We are a commune of inquiring, skeptical, politically centrist, capitalist, anglophile, traditionalist New England Yankee humans, humanoids, and animals with many interests beyond and above politics. Each of us has had a high-school education (or GED), but all had ADD so didn't pay attention very well, especially the dogs. Each one of us does "try my best to be just like I am," and none of us enjoys working for others, including for Maggie, from whom we receive neither a nickel nor a dime. Freedom from nags, cranks, government, do-gooders, control-freaks and idiots is all that we ask for.
Probably an urban myth, but a good tale anyway and a great advt for Apple: iPod takes bullet, saves soldier. Story at Wasson. (photo borrowed from Wasson). Times have changed. It used to be mini New Testaments that did this job.
The economic news. It is still great, but who knows? This administration has stunk with communications, from the beginning.

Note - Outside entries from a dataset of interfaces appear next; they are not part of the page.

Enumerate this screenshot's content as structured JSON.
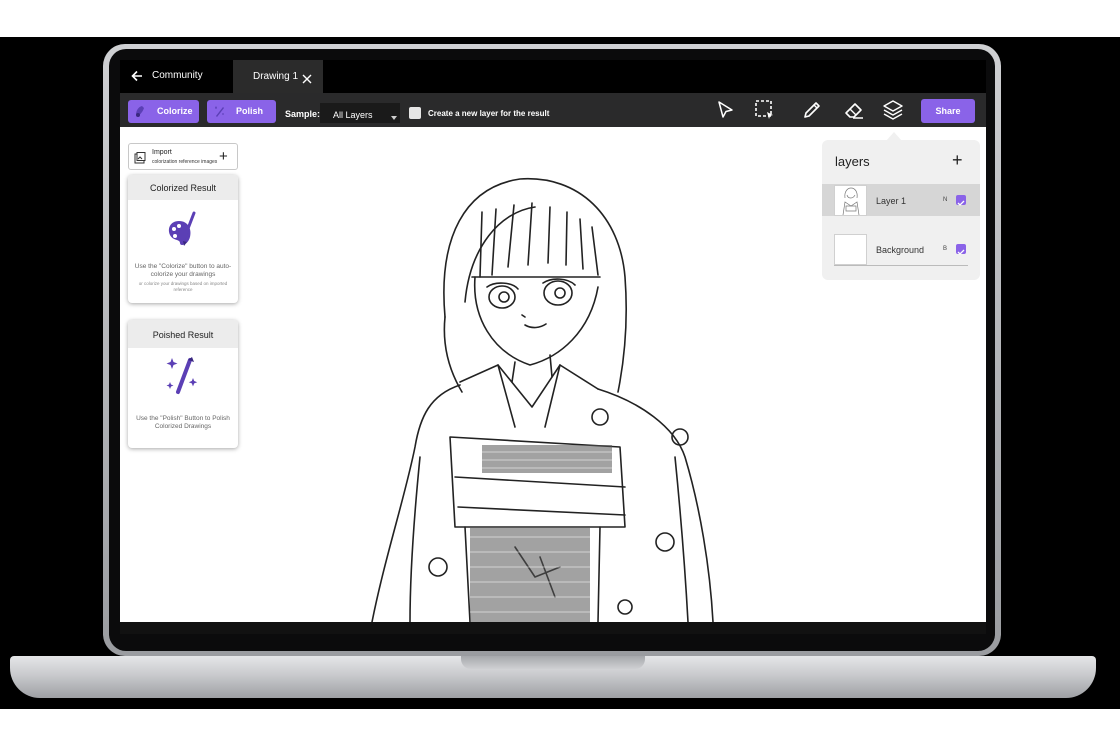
{
  "app": {
    "nav_back_label": "Community",
    "tab_title": "Drawing 1"
  },
  "toolbar": {
    "colorize_label": "Colorize",
    "polish_label": "Polish",
    "sample_label": "Sample:",
    "sample_value": "All Layers",
    "create_layer_label": "Create a new layer for the result",
    "create_layer_checked": false,
    "share_label": "Share",
    "accent_color": "#8a63e8",
    "tools": [
      "select-arrow-icon",
      "lasso-select-icon",
      "pen-icon",
      "eraser-icon",
      "layers-icon"
    ]
  },
  "import": {
    "title": "Import",
    "subtitle": "colorization reference images"
  },
  "colorized_card": {
    "title": "Colorized Result",
    "description": "Use the \"Colorize\" button to auto-colorize your drawings",
    "description_small": "or colorize your drawings based on imported reference"
  },
  "polished_card": {
    "title": "Poished Result",
    "description": "Use the \"Polish\" Button to Polish Colorized Drawings"
  },
  "layers_panel": {
    "title": "layers",
    "items": [
      {
        "name": "Layer 1",
        "mode": "N",
        "visible": true,
        "selected": true
      },
      {
        "name": "Background",
        "mode": "B",
        "visible": true,
        "selected": false
      }
    ]
  }
}
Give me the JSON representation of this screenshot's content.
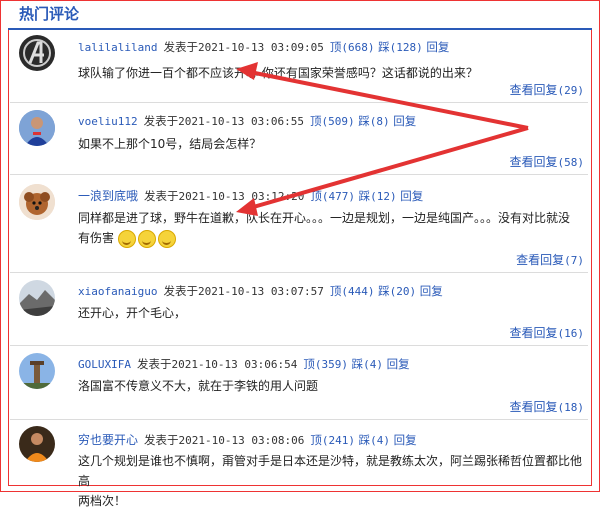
{
  "header": {
    "title": "热门评论"
  },
  "meta_labels": {
    "posted": "发表于",
    "up": "顶",
    "down": "踩",
    "reply": "回复",
    "view_replies": "查看回复"
  },
  "comments": [
    {
      "user": "lalilaliland",
      "time": "2021-10-13 03:09:05",
      "up": "(668)",
      "down": "(128)",
      "text": "球队输了你进一百个都不应该开心 你还有国家荣誉感吗？这话都说的出来？",
      "replies": "(29)"
    },
    {
      "user": "voeliu112",
      "time": "2021-10-13 03:06:55",
      "up": "(509)",
      "down": "(8)",
      "text": "如果不上那个10号，结局会怎样？",
      "replies": "(58)"
    },
    {
      "user": "一浪到底哦",
      "time": "2021-10-13 03:12:20",
      "up": "(477)",
      "down": "(12)",
      "text": "同样都是进了球，野牛在道歉，队长在开心。。。一边是规划，一边是纯国产。。。没有对比就没",
      "text2": "有伤害",
      "replies": "(7)"
    },
    {
      "user": "xiaofanaiguo",
      "time": "2021-10-13 03:07:57",
      "up": "(444)",
      "down": "(20)",
      "text": "还开心，开个毛心，",
      "replies": "(16)"
    },
    {
      "user": "GOLUXIFA",
      "time": "2021-10-13 03:06:54",
      "up": "(359)",
      "down": "(4)",
      "text": "洛国富不传意义不大，就在于李铁的用人问题",
      "replies": "(18)"
    },
    {
      "user": "穷也要开心",
      "time": "2021-10-13 03:08:06",
      "up": "(241)",
      "down": "(4)",
      "text": "这几个规划是谁也不慎啊，甭管对手是日本还是沙特，就是教练太次，阿兰踢张稀哲位置都比他高",
      "text2": "两档次！"
    }
  ],
  "colors": {
    "accent": "#2a5ab8",
    "annotation": "#e33333"
  },
  "icons": [
    "avatar-avengers",
    "avatar-player-blue",
    "avatar-dog",
    "avatar-landscape",
    "avatar-tower",
    "avatar-player-orange",
    "smile-emoji"
  ]
}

Skook, you sound like a pump expert--can i axe you a question-- I just traded for an old 1920-ish Stevens 520 12 ga pump. Neat old collector item, but the bolt won't lock shut when you work the slide. Would you know offhand what the name of the broken part might be called?
Man, ya got me stumped. So the bolt closes but moves back open even when the slide is all the way forward in battery? I've never owned one, so clearly I'm absolutely no help. If it were me, I would break out the screwdrivers, disassemble it slowly and look for missing pins and springs using the schematic as a guide. Numrich and the usual suspects have some parts, though I think some parts are very hard to find. If you think you've solved it, take it to a smith to double check. There may be hidden stuff wrong, too.
Another problem is that while it is a JMB design, it seems from what little I know to have been an evolutionary dead end and I have heard that the mechanism is very different than anything we see today ("today" = post 1935, say). So many modern smiths are not familiar with them.
I would ask your question on the Shotgun World "Classics" sub-forum, the various 24 Hour Campfire forums, especially the Savage sub-forum, and also on the High Road and the Firing Line. You might ask about competent smiths at each place, too.
Then if you can't figure it out after all that, take all the little pieces to the smith in a 1 gallon Zip-Loc baggie and dump the baggie on his counter. In three years you'll have your gun back. :-)
THANKs, skook--didn't mean to put you to all that trouble. Great links & leads. Yes, three years @ smith's sounds right. Nah, it's not the trench gun--wish it was, those things are highly prized collector's items. Mine is one of the oldies, with the safety a toggle inside the trigger guard just in front of the trigger--very nice placement, very positive and fast operation with the trigger finger. SN # 46888 B. No, I wouldn't shoot it. Well maybe with a light field load, with a smithie's okay.